The response should contain every entry, reproduced exactly.
§ §
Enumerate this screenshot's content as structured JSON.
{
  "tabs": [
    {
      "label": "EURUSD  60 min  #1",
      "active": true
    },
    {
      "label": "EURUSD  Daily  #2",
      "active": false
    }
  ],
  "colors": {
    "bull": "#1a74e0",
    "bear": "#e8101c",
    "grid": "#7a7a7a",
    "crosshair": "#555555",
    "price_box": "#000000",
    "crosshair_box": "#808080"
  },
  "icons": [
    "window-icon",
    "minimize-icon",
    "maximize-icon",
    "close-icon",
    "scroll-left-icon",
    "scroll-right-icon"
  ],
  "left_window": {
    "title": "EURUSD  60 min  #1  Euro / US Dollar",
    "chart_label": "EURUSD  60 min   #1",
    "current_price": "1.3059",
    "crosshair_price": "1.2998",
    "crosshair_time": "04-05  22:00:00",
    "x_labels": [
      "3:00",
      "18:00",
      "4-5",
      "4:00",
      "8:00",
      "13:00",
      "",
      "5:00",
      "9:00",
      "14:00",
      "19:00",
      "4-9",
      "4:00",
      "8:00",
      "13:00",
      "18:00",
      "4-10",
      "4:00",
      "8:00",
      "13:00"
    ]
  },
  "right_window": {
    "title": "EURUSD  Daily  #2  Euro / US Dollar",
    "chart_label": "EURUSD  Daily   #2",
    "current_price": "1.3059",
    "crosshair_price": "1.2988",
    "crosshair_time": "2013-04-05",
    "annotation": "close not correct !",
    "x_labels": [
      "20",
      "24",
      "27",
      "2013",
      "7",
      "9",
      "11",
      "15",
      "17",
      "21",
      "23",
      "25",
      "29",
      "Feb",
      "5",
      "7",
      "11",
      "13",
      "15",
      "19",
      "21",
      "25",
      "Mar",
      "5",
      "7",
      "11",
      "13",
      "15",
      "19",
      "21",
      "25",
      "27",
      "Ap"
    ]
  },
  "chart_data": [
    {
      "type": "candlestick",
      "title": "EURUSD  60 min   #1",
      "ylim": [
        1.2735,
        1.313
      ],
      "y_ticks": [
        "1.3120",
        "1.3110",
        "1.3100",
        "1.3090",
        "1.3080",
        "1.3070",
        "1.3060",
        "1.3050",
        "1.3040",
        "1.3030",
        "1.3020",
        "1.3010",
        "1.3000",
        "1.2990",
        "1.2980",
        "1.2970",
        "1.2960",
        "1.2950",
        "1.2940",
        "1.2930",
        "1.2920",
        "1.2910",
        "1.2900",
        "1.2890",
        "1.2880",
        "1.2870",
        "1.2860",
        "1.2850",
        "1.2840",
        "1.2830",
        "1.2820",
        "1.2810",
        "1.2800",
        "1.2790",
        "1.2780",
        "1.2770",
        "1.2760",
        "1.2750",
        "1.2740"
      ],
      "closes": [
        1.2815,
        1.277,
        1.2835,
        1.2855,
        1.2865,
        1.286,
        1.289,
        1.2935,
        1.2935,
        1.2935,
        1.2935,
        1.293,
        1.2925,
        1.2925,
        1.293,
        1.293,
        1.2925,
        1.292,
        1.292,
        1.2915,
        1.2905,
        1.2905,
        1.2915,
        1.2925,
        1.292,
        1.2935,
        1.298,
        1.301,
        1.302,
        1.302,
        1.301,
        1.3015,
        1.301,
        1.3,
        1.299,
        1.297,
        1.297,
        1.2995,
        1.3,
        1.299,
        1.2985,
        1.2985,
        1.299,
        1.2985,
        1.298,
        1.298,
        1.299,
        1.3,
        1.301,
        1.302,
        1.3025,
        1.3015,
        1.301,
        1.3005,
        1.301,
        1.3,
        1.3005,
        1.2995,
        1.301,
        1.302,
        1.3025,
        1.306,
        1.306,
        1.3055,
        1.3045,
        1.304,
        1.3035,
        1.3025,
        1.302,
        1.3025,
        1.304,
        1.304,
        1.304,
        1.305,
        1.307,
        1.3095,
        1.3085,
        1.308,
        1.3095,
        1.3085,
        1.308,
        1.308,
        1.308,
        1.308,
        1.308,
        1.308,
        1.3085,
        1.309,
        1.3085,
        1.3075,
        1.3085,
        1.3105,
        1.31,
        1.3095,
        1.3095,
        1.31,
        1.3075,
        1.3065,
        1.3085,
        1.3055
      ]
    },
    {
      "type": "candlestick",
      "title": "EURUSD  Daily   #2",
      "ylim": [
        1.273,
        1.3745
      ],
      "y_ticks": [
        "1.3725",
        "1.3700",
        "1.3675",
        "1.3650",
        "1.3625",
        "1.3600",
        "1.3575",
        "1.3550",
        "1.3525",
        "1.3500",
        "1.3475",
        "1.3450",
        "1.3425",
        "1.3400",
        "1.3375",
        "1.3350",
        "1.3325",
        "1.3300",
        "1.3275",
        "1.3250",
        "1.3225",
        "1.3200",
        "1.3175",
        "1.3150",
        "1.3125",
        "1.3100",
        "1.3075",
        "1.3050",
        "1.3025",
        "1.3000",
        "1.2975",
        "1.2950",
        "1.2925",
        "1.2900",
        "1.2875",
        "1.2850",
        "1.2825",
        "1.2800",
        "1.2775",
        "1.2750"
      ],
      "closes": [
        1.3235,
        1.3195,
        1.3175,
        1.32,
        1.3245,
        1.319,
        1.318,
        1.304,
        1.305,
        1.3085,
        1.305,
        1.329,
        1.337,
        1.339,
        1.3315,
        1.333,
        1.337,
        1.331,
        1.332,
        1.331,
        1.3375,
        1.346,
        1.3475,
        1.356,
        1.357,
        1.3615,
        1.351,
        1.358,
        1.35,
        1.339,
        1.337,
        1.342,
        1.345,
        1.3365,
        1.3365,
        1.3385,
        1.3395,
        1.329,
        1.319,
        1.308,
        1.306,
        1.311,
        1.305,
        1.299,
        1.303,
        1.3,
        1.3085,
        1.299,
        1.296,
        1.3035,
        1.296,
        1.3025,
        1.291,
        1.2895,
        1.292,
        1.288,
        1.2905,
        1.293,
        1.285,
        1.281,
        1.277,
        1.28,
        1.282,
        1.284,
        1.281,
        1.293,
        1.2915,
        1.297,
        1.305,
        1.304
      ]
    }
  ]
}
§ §
_Solution for this task_:
Enumerate this screenshot's content as structured JSON.
{
  "tabs": [
    {
      "label": "EURUSD  60 min  #1",
      "active": true
    },
    {
      "label": "EURUSD  Daily  #2",
      "active": false
    }
  ],
  "colors": {
    "bull": "#1a74e0",
    "bear": "#e8101c",
    "grid": "#7a7a7a",
    "crosshair": "#555555",
    "price_box": "#000000",
    "crosshair_box": "#808080"
  },
  "icons": [
    "window-icon",
    "minimize-icon",
    "maximize-icon",
    "close-icon",
    "scroll-left-icon",
    "scroll-right-icon"
  ],
  "left_window": {
    "title": "EURUSD  60 min  #1  Euro / US Dollar",
    "chart_label": "EURUSD  60 min   #1",
    "current_price": "1.3059",
    "crosshair_price": "1.2998",
    "crosshair_time": "04-05  22:00:00",
    "x_labels": [
      "3:00",
      "18:00",
      "4-5",
      "4:00",
      "8:00",
      "13:00",
      "",
      "5:00",
      "9:00",
      "14:00",
      "19:00",
      "4-9",
      "4:00",
      "8:00",
      "13:00",
      "18:00",
      "4-10",
      "4:00",
      "8:00",
      "13:00"
    ]
  },
  "right_window": {
    "title": "EURUSD  Daily  #2  Euro / US Dollar",
    "chart_label": "EURUSD  Daily   #2",
    "current_price": "1.3059",
    "crosshair_price": "1.2988",
    "crosshair_time": "2013-04-05",
    "annotation": "close not correct !",
    "x_labels": [
      "20",
      "24",
      "27",
      "2013",
      "7",
      "9",
      "11",
      "15",
      "17",
      "21",
      "23",
      "25",
      "29",
      "Feb",
      "5",
      "7",
      "11",
      "13",
      "15",
      "19",
      "21",
      "25",
      "Mar",
      "5",
      "7",
      "11",
      "13",
      "15",
      "19",
      "21",
      "25",
      "27",
      "Ap"
    ]
  },
  "chart_data": [
    {
      "type": "candlestick",
      "title": "EURUSD  60 min   #1",
      "ylim": [
        1.2735,
        1.313
      ],
      "y_ticks": [
        "1.3120",
        "1.3110",
        "1.3100",
        "1.3090",
        "1.3080",
        "1.3070",
        "1.3060",
        "1.3050",
        "1.3040",
        "1.3030",
        "1.3020",
        "1.3010",
        "1.3000",
        "1.2990",
        "1.2980",
        "1.2970",
        "1.2960",
        "1.2950",
        "1.2940",
        "1.2930",
        "1.2920",
        "1.2910",
        "1.2900",
        "1.2890",
        "1.2880",
        "1.2870",
        "1.2860",
        "1.2850",
        "1.2840",
        "1.2830",
        "1.2820",
        "1.2810",
        "1.2800",
        "1.2790",
        "1.2780",
        "1.2770",
        "1.2760",
        "1.2750",
        "1.2740"
      ],
      "closes": [
        1.2815,
        1.277,
        1.2835,
        1.2855,
        1.2865,
        1.286,
        1.289,
        1.2935,
        1.2935,
        1.2935,
        1.2935,
        1.293,
        1.2925,
        1.2925,
        1.293,
        1.293,
        1.2925,
        1.292,
        1.292,
        1.2915,
        1.2905,
        1.2905,
        1.2915,
        1.2925,
        1.292,
        1.2935,
        1.298,
        1.301,
        1.302,
        1.302,
        1.301,
        1.3015,
        1.301,
        1.3,
        1.299,
        1.297,
        1.297,
        1.2995,
        1.3,
        1.299,
        1.2985,
        1.2985,
        1.299,
        1.2985,
        1.298,
        1.298,
        1.299,
        1.3,
        1.301,
        1.302,
        1.3025,
        1.3015,
        1.301,
        1.3005,
        1.301,
        1.3,
        1.3005,
        1.2995,
        1.301,
        1.302,
        1.3025,
        1.306,
        1.306,
        1.3055,
        1.3045,
        1.304,
        1.3035,
        1.3025,
        1.302,
        1.3025,
        1.304,
        1.304,
        1.304,
        1.305,
        1.307,
        1.3095,
        1.3085,
        1.308,
        1.3095,
        1.3085,
        1.308,
        1.308,
        1.308,
        1.308,
        1.308,
        1.308,
        1.3085,
        1.309,
        1.3085,
        1.3075,
        1.3085,
        1.3105,
        1.31,
        1.3095,
        1.3095,
        1.31,
        1.3075,
        1.3065,
        1.3085,
        1.3055
      ]
    },
    {
      "type": "candlestick",
      "title": "EURUSD  Daily   #2",
      "ylim": [
        1.273,
        1.3745
      ],
      "y_ticks": [
        "1.3725",
        "1.3700",
        "1.3675",
        "1.3650",
        "1.3625",
        "1.3600",
        "1.3575",
        "1.3550",
        "1.3525",
        "1.3500",
        "1.3475",
        "1.3450",
        "1.3425",
        "1.3400",
        "1.3375",
        "1.3350",
        "1.3325",
        "1.3300",
        "1.3275",
        "1.3250",
        "1.3225",
        "1.3200",
        "1.3175",
        "1.3150",
        "1.3125",
        "1.3100",
        "1.3075",
        "1.3050",
        "1.3025",
        "1.3000",
        "1.2975",
        "1.2950",
        "1.2925",
        "1.2900",
        "1.2875",
        "1.2850",
        "1.2825",
        "1.2800",
        "1.2775",
        "1.2750"
      ],
      "closes": [
        1.3235,
        1.3195,
        1.3175,
        1.32,
        1.3245,
        1.319,
        1.318,
        1.304,
        1.305,
        1.3085,
        1.305,
        1.329,
        1.337,
        1.339,
        1.3315,
        1.333,
        1.337,
        1.331,
        1.332,
        1.331,
        1.3375,
        1.346,
        1.3475,
        1.356,
        1.357,
        1.3615,
        1.351,
        1.358,
        1.35,
        1.339,
        1.337,
        1.342,
        1.345,
        1.3365,
        1.3365,
        1.3385,
        1.3395,
        1.329,
        1.319,
        1.308,
        1.306,
        1.311,
        1.305,
        1.299,
        1.303,
        1.3,
        1.3085,
        1.299,
        1.296,
        1.3035,
        1.296,
        1.3025,
        1.291,
        1.2895,
        1.292,
        1.288,
        1.2905,
        1.293,
        1.285,
        1.281,
        1.277,
        1.28,
        1.282,
        1.284,
        1.281,
        1.293,
        1.2915,
        1.297,
        1.305,
        1.304
      ]
    }
  ]
}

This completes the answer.